◆ **TASK REQUIREMENTS**: Return exactly, and only, the lines from the line containing "Serialize everything readable" through the final line of the records below, both included.

[Web page and app entries]
>>>

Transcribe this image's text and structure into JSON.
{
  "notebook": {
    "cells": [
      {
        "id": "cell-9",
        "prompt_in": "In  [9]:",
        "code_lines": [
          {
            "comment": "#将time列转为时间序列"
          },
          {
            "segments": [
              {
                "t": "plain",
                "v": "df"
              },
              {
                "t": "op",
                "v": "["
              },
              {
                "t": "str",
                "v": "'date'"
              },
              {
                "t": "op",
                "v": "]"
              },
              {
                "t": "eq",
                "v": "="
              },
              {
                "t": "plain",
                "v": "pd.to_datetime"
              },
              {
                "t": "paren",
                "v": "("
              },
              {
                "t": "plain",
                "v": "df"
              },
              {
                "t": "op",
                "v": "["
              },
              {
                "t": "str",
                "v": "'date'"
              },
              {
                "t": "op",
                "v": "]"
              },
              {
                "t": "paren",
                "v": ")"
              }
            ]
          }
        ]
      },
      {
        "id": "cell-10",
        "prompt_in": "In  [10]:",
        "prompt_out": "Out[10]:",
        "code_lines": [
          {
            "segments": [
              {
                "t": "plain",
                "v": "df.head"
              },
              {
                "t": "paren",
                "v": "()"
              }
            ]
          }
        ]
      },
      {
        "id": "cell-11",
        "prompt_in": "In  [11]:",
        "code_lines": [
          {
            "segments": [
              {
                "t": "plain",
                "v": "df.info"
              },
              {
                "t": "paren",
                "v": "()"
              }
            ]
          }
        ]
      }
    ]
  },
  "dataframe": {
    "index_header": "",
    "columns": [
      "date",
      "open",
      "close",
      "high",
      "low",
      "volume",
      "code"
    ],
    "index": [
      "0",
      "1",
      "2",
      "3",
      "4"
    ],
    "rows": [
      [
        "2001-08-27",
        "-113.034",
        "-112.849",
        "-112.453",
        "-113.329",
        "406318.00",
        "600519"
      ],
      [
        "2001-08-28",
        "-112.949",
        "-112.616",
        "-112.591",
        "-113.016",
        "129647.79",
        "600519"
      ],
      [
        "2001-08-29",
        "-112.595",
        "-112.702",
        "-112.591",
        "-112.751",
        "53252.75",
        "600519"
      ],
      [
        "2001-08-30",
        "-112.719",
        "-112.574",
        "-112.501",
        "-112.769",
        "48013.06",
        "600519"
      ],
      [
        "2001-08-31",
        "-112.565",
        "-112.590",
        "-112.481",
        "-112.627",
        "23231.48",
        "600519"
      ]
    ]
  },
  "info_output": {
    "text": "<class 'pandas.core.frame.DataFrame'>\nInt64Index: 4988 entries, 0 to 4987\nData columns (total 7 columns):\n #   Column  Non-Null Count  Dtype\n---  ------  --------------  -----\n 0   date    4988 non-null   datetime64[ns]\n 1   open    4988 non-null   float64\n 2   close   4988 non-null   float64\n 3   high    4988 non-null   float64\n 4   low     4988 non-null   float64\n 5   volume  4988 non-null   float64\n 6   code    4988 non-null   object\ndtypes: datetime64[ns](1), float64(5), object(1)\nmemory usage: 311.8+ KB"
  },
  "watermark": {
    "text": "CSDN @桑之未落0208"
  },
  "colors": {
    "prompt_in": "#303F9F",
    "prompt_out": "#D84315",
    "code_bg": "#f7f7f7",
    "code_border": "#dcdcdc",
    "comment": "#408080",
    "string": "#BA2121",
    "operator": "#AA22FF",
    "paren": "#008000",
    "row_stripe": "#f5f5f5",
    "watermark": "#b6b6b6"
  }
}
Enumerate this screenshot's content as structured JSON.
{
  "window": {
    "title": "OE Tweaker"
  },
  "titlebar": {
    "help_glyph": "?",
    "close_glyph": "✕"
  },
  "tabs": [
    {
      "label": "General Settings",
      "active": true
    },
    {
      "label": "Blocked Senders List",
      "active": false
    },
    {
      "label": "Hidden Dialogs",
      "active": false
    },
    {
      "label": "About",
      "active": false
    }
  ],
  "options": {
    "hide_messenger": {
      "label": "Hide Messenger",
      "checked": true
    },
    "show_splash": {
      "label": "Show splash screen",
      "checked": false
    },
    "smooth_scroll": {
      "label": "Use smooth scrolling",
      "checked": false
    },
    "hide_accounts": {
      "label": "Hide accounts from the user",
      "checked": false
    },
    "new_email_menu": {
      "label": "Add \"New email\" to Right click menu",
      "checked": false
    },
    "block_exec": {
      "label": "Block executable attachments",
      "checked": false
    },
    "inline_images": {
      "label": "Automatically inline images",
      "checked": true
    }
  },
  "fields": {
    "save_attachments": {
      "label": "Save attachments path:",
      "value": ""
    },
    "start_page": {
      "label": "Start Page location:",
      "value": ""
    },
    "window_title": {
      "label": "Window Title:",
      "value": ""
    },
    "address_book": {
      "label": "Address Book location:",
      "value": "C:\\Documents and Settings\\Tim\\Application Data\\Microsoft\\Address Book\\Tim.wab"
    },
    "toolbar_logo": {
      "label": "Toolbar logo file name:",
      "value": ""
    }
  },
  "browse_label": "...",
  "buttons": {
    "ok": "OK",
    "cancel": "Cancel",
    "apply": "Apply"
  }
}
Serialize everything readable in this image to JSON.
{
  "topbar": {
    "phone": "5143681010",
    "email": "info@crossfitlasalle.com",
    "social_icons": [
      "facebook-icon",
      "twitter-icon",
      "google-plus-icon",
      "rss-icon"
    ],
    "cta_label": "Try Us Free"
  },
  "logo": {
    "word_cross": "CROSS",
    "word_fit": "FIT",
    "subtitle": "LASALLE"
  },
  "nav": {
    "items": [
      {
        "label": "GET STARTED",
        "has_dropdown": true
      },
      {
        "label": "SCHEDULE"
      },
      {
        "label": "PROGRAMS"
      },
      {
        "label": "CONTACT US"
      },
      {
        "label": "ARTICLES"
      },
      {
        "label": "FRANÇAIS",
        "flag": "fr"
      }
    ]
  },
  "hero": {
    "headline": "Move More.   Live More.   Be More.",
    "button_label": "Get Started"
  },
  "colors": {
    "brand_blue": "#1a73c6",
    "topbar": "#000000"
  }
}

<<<

◆ **WRITTEN SOLUTION**:
Serialize everything readable in this image to JSON.
{
  "topbar": {
    "phone": "5143681010",
    "email": "info@crossfitlasalle.com",
    "social_icons": [
      "facebook-icon",
      "twitter-icon",
      "google-plus-icon",
      "rss-icon"
    ],
    "cta_label": "Try Us Free"
  },
  "logo": {
    "word_cross": "CROSS",
    "word_fit": "FIT",
    "subtitle": "LASALLE"
  },
  "nav": {
    "items": [
      {
        "label": "GET STARTED",
        "has_dropdown": true
      },
      {
        "label": "SCHEDULE"
      },
      {
        "label": "PROGRAMS"
      },
      {
        "label": "CONTACT US"
      },
      {
        "label": "ARTICLES"
      },
      {
        "label": "FRANÇAIS",
        "flag": "fr"
      }
    ]
  },
  "hero": {
    "headline": "Move More.   Live More.   Be More.",
    "button_label": "Get Started"
  },
  "colors": {
    "brand_blue": "#1a73c6",
    "topbar": "#000000"
  }
}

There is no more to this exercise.